* Your task *
For each line below with the word "payment", write out a copy.

Dataset entries Block Start

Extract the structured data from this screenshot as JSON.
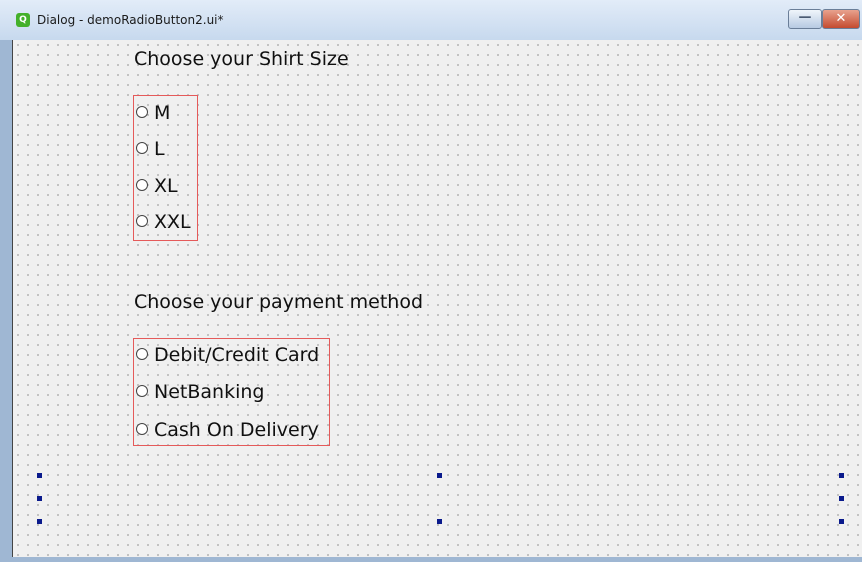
{
  "window": {
    "title": "Dialog - demoRadioButton2.ui*",
    "app_icon_glyph": "Q",
    "minimize_glyph": "—",
    "close_glyph": "✕"
  },
  "shirt_size": {
    "heading": "Choose your Shirt Size",
    "options": [
      {
        "label": "M",
        "checked": false
      },
      {
        "label": "L",
        "checked": false
      },
      {
        "label": "XL",
        "checked": false
      },
      {
        "label": "XXL",
        "checked": false
      }
    ]
  },
  "payment": {
    "heading": "Choose your payment method",
    "options": [
      {
        "label": "Debit/Credit Card",
        "checked": false
      },
      {
        "label": "NetBanking",
        "checked": false
      },
      {
        "label": "Cash On Delivery",
        "checked": false
      }
    ]
  },
  "colors": {
    "selection_border": "#e55a5a",
    "handle": "#0a1a8c",
    "canvas": "#f0f0f0"
  }
}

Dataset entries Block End

* Exercise answer *
  "payment": {
    "heading": "Choose your payment method",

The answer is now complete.